• Brief: Each line holding the word "this" must appear in the answer, copied from the entries.

• Material provided:
_ _ _ _ _

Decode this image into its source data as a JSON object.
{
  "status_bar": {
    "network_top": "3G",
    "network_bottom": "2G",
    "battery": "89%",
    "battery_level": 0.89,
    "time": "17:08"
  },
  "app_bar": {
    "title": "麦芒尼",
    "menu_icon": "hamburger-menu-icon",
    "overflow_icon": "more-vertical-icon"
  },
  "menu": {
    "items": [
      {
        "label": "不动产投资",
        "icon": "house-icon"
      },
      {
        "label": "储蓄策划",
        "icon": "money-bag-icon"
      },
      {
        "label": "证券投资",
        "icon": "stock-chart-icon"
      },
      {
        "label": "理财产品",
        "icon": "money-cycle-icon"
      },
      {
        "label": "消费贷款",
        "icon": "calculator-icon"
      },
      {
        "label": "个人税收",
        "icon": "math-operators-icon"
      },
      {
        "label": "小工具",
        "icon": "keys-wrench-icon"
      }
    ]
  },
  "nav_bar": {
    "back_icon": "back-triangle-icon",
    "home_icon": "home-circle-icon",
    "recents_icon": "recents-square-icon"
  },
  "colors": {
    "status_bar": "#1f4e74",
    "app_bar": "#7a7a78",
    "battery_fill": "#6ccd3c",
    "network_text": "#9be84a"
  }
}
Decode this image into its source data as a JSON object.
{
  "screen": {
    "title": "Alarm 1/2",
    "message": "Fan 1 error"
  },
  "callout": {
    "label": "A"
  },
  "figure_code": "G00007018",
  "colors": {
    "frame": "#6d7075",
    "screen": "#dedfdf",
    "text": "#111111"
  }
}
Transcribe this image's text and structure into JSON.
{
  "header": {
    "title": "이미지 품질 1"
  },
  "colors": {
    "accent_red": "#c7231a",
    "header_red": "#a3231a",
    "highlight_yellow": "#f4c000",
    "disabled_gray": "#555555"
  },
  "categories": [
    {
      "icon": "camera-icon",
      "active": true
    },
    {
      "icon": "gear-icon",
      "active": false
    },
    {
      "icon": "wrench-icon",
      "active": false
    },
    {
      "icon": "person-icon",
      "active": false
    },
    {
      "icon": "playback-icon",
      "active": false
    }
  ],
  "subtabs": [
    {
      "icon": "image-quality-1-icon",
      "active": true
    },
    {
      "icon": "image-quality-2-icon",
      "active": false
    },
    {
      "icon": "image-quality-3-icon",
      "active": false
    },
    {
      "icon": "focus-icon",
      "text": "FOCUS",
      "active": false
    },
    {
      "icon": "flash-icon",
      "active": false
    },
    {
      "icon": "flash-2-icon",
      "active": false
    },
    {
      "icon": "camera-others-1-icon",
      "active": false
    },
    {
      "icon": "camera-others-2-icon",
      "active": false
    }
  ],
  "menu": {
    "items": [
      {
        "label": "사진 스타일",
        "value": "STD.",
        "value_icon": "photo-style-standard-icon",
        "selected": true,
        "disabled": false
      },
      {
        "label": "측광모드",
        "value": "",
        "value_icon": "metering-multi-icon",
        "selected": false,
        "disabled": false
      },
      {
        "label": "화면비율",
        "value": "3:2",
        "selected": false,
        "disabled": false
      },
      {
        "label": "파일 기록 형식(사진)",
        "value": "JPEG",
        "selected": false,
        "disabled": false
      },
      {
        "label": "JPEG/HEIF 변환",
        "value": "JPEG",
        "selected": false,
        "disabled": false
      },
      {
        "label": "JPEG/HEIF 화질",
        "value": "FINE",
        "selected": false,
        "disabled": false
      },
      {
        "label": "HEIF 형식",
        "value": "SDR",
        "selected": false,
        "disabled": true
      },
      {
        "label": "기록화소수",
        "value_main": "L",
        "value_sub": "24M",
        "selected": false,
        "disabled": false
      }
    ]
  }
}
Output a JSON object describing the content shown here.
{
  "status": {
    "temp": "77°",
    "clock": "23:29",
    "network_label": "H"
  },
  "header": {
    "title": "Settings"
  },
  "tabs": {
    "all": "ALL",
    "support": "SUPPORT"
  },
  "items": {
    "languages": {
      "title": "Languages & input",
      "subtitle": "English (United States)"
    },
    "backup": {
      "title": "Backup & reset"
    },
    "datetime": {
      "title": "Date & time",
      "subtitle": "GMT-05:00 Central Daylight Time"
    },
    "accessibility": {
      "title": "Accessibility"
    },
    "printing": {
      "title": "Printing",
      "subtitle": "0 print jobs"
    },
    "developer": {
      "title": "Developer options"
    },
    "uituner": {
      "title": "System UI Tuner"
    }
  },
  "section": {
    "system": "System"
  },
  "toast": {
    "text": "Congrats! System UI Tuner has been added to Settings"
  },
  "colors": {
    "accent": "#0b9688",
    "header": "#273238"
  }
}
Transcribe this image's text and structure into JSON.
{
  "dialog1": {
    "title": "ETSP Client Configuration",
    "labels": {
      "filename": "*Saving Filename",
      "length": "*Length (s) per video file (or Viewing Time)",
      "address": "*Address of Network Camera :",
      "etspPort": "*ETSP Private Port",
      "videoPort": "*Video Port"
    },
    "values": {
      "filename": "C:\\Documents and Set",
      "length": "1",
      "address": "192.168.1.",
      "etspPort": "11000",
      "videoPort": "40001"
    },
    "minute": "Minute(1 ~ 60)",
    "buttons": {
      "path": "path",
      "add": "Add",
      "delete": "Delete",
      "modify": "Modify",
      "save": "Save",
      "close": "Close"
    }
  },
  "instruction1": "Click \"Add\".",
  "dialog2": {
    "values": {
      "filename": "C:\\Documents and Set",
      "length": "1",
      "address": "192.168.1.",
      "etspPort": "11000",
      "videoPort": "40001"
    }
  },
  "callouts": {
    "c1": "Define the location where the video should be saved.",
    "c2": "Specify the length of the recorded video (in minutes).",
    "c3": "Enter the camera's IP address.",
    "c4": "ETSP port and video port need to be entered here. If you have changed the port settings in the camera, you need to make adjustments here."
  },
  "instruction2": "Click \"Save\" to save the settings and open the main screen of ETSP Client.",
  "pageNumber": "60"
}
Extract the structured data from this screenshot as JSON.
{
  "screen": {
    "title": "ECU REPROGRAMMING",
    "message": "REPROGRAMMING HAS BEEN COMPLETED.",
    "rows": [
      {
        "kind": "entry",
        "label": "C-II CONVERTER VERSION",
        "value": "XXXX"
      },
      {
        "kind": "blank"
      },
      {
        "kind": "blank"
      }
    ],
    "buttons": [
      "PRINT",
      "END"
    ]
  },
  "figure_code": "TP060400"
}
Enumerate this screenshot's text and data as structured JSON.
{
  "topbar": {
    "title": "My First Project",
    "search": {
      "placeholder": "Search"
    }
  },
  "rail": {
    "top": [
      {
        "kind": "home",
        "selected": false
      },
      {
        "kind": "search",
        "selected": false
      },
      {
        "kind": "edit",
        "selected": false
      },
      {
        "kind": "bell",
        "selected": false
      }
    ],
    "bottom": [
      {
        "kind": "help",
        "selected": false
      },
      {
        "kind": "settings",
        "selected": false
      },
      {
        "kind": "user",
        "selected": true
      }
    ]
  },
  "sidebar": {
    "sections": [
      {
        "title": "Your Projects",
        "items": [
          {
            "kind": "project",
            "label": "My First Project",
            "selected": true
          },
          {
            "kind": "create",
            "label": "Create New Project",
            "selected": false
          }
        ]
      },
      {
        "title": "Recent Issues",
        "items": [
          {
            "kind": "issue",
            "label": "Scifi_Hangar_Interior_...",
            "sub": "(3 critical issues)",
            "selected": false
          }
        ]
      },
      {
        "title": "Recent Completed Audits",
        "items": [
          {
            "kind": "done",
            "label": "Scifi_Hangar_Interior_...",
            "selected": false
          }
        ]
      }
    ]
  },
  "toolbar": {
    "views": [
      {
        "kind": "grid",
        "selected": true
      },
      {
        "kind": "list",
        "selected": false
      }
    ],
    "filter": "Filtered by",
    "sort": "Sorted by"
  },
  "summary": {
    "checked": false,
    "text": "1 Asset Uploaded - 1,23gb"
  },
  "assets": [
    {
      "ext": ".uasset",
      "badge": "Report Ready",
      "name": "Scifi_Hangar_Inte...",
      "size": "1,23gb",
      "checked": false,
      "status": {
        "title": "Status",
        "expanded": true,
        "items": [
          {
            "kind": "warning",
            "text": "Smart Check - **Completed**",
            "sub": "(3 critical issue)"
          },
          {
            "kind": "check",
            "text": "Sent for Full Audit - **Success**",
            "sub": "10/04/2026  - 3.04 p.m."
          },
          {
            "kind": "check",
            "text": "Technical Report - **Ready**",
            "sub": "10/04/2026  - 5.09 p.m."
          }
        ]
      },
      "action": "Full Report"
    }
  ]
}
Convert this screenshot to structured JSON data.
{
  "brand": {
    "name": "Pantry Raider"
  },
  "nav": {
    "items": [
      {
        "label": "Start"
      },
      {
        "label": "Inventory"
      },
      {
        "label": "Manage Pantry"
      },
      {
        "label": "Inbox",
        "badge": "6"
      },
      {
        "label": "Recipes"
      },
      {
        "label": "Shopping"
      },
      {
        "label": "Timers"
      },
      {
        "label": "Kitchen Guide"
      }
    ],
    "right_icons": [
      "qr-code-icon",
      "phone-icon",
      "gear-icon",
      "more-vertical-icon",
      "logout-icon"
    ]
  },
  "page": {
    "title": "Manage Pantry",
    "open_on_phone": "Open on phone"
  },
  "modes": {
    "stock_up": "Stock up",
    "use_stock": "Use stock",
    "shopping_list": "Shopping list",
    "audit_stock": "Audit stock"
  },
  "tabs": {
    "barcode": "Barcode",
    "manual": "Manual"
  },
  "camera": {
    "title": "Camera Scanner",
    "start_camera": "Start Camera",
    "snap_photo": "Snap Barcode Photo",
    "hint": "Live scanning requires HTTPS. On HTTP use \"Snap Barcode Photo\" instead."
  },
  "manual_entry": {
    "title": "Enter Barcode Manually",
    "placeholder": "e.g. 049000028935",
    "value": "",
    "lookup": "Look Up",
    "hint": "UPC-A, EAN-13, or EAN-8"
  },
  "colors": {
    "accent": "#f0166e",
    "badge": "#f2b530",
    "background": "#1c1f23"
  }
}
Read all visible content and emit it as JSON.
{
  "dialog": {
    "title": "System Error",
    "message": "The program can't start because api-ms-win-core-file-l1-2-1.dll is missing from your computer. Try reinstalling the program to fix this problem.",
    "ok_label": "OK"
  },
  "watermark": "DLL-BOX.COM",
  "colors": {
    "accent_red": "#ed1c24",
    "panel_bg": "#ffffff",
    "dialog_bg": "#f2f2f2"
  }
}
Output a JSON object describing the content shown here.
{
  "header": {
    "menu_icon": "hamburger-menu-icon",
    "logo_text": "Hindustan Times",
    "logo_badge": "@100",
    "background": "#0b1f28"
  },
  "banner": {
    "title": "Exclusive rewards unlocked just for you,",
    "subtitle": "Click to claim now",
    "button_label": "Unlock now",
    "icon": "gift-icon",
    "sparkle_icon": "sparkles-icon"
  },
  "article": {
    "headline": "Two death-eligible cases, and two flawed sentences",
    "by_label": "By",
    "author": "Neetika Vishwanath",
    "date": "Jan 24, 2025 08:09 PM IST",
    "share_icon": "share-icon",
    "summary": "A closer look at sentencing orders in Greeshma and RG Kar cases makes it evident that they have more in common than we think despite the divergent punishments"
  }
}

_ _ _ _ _

• Exercise response:
Decode this image into its source data as a JSON object.
Decode this image into its source data as a JSON object.
Transcribe this image's text and structure into JSON.
Transcribe this image's text and structure into JSON.
Extract the structured data from this screenshot as JSON.
Enumerate this screenshot's text and data as structured JSON.
Convert this screenshot to structured JSON data.
    "message": "The program can't start because api-ms-win-core-file-l1-2-1.dll is missing from your computer. Try reinstalling the program to fix this problem.",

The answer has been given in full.